John Lackey has certainly pitched poorly enough with the Red Sox that fans and media members would be extremely tough on him anyway, but he also didn’t help matters in last night’s postgame dealings with reporters.
Peter Abraham of the Boston Globedescribes the scene, which started with Lackey replying “I don’t know, you guys are going to write what you want to write, whatever” to a question about gripping his pitches:
And that was that after 15 seconds of uncomfortable silence. The entire press conference lasted about 90 seconds. … None of those questions were antagonistic. To be honest, they were pretty much softballs. Answering questions in that fashion will only serve to make a tough season even harder on him. …
Lackey has 3.5 years left on his contract and they’re going to be brutal ones if he can’t come to grips with the atmosphere here. Whether it’s a teammate, his pitching coach, his manager or even Theo Epstein, somebody needs to get through to Lackey. This is headed down a road nobody wants to be on, least of all him.

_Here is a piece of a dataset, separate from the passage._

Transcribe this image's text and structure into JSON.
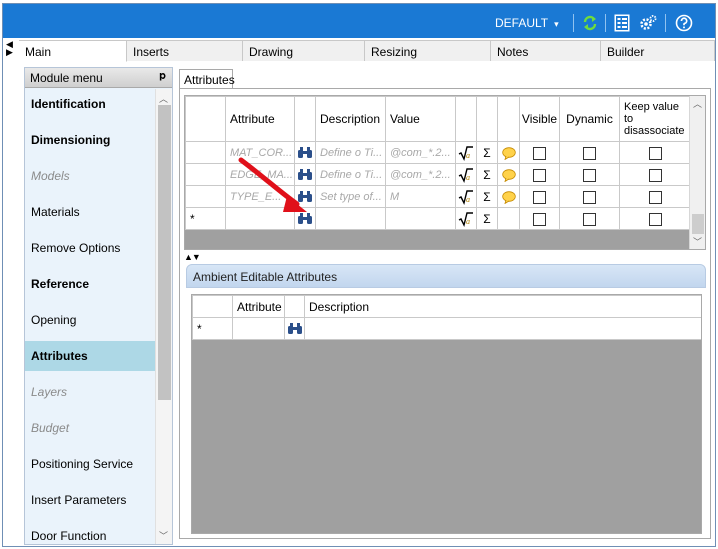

Abraham also notes that Lackey chose to sign with the Red Sox as a free agent, presumably knowing what the media scrutiny in Boston is like to some degree. He obviously didn’t expect to begin his Red Sox career with a 5.06 ERA through 44 starts and I’m sure most people would react similarly if questioned about their poor job performance on a daily basis, but then again answering questions from reporters is part of what he signed up for to get $82.5 million for five years and he certainly hasn’t earned that money on the field so far.
Last night Braves reliever Josh Collmenter surrendered three homers and seven runs in the 10th inning of a loss to the Pittsburgh Pirates. He came into the game when it was tied 5-5 so, yeah, ouch. Today Collmenter is on his way to no longer being a Braves reliever as he has been designated for assignment.
Collmenter made 11 appearances for the Braves, going 0-2 with a 9.00 ERA in 17 innings. If he doesn’t latch on someplace else he can take heart that his final act in the big leagues was striking out former MVP Andrew McCutchen. If only he hadn’t surrendered consecutive homers to David Freese, Jose Osuna and Jordy Mercer just before that. Oh well. Take the good with the bad.
Right-hander Matt Wisler, who has been no great shakes in the bigs himself, was called up from Triple-A Gwinnett before today’s series finale against the Pirates. He’s currently throwing mopup duty for Bartolo Colon, who got shelled for seven runs in four innings.
Given how Colon is going, maybe the Braves will be thinking about some more transactions soon.
Remember Darren Baker, the son of Nats manager Dusty Baker? If you do, it’s because you remember him as a three-year-old bat boy for the San Francisco Giants who, during Game 5 of the 2002 World Series, was almost run over at home plate only to be saved by Giants first baseman J.T. Snow. Simple math makes it obvious that the kid is now 18, but it still feels weird that so much time has passed.
Now Darren is graduating from Jesuit High School in Carmichael, California, so father Dusty will miss the Washington Nationals weekend series against the San Diego Padres to attend the ceremonies and festivities. Baker will rejoin Washington when they begin a three-game series in San Francisco on Monday. In the meantime, bench coach Chris Speier will assume managerial duties.